Last weekend's brutal attack on Prabhjot Singh, a young Sikh professor at Columbia University who has campaigned against bias, is just the latest symptom of a society infected by hate.
Since Sept 11th, the Sikh community has stepped up its efforts to educate the general public about our faith, but we cannot compete against a media and a culture which breeds hatred and violence against "others."
Those who committed this horrendous act and the uncounted others against Sikhs in this country and around the world -- classified as mistaken identity -- may not be concerned about who their victims are; they have been educated to lash out at anyone who is different.
Sikhs have bent over backwards not to say "Don't hit us, we are not Muslims," so as not to condone Muslim bashing. However, for the most part, the rest of the world has been quite content to have the Sikhs as their fall guys. Tracking hate crimes against Sikhs is just one small, but important piece, to recognize Sikhs' distinctive appearance.
Historically, Sikhs have been known as champions rather than a persecuted minority. There was an expression, "A Sikh has come, now we can sleep peacefully." The great philosopher and former President of India, S. Radhakrishnan, remarked, that modern India owes its existence to Guru Gobind Singh and the Sikhs.
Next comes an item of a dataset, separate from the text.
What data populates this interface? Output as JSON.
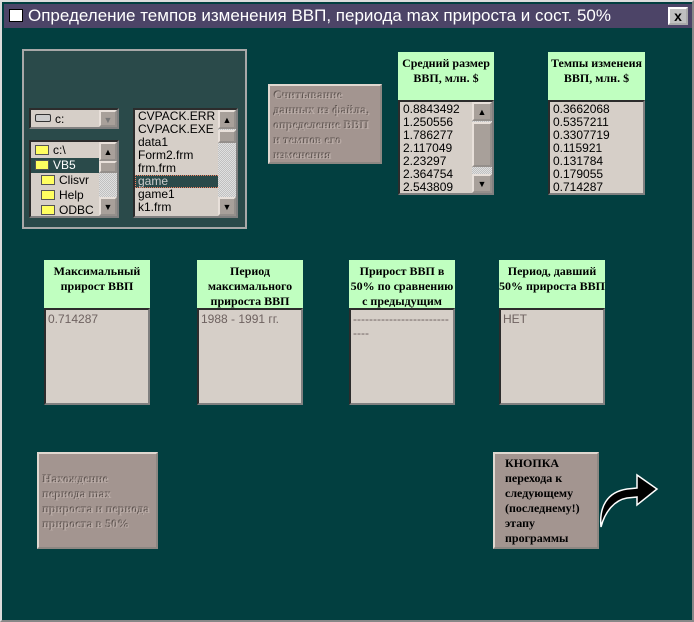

Not simply because they stopped the terrorist invasions and created a Kingdom at peace, but because the political extension of their teachings "recognize all people as one human race," under-girded a pluralistic, democratic order, in which people of all faiths and classes lived side by side. Guru Granth Sahib, revered as the Eternal Guru, opens with the numeral "1," so there can be no confusion that regardless of the myriad names we use and forms of prayer, it is the same One from which we all came, to whom we return, and the same Spirit which dwells within all Creation. Equally important is the call to serve all humanity -- "everyone is part of my community, I see no one as an outsider."
Ours is a Turban for Peace -- it stands for everyone's rights to pray publicly or in private (or not pray) without fear of persecution, it stands for the rights of the poor, the downtrodden, the elderly, and those who our modern world has marginalized, to feel part of community again.
It is ironic that Sikhs, as one of the most visible people of faith, are invisible to the majority of people.
While public education may be the solution, our education system bears a large share of the blame. Sikhism is the 5th largest religion in the world, yet our institutions still proudly proclaim the 5 major religions. Well-meaning interfaith and ecumenical groups often perpetuate a pantheon of symbols which exclude Sikhism. This funnels down to text books, which at best have Sikhs as a footnote.
When asked, the response is so often heard, "we can't include everyone." But "everyone" is not subject to continuous attacks because of the ignorance perpetuated by these scholars. I would like to hold every scholar and publisher culpable who excludes Sikhism from their curriculum and books.
I've spent my life educating children (and adults) about bullying -- and nurturing a culture in which we honor diversity by sharing each others' stories. We have a state law, as most do, about bullying -- and while schools are complying, what about the rest of us? What about the media?
Following 9-11, our temple, Gobind Sadan, USA, north of Syracuse was the first victim of an attack on a religious house of worship. Kids got drunk and mistook our turbans for followers of bin Laden and torched the place.
We forgave them, with a powerful statement from Baba Virsa Singh ji channeled through me, and transformed their lives and changed much of the culture in our region from one of hatred to a possible peace. Today wherever I go, people still remember, "You are the ones who forgave those children, you are the ones whose Holy Book didn't burn."
One of the key points in deterring bullying is to understand there is no such thing as an "innocent bystander." Any student who witnesses a bullying incident and does nothing is subject to the new law. And the use of media (social or otherwise) to incite bullying is a crime.
We are all bystanders because we are too busy to stop what we're doing to say, "I've had enough."
As a people and a country we are at a critical crossroads. If we are to survive and flourish we must overcome this climate of fear and the hatred it spawns.
While we are focused on common core and dignity in schools, let us not forget that the media is the textbook for the masses -- and if we don't focus on blunting messages of hatred we will continue to tear our country apart.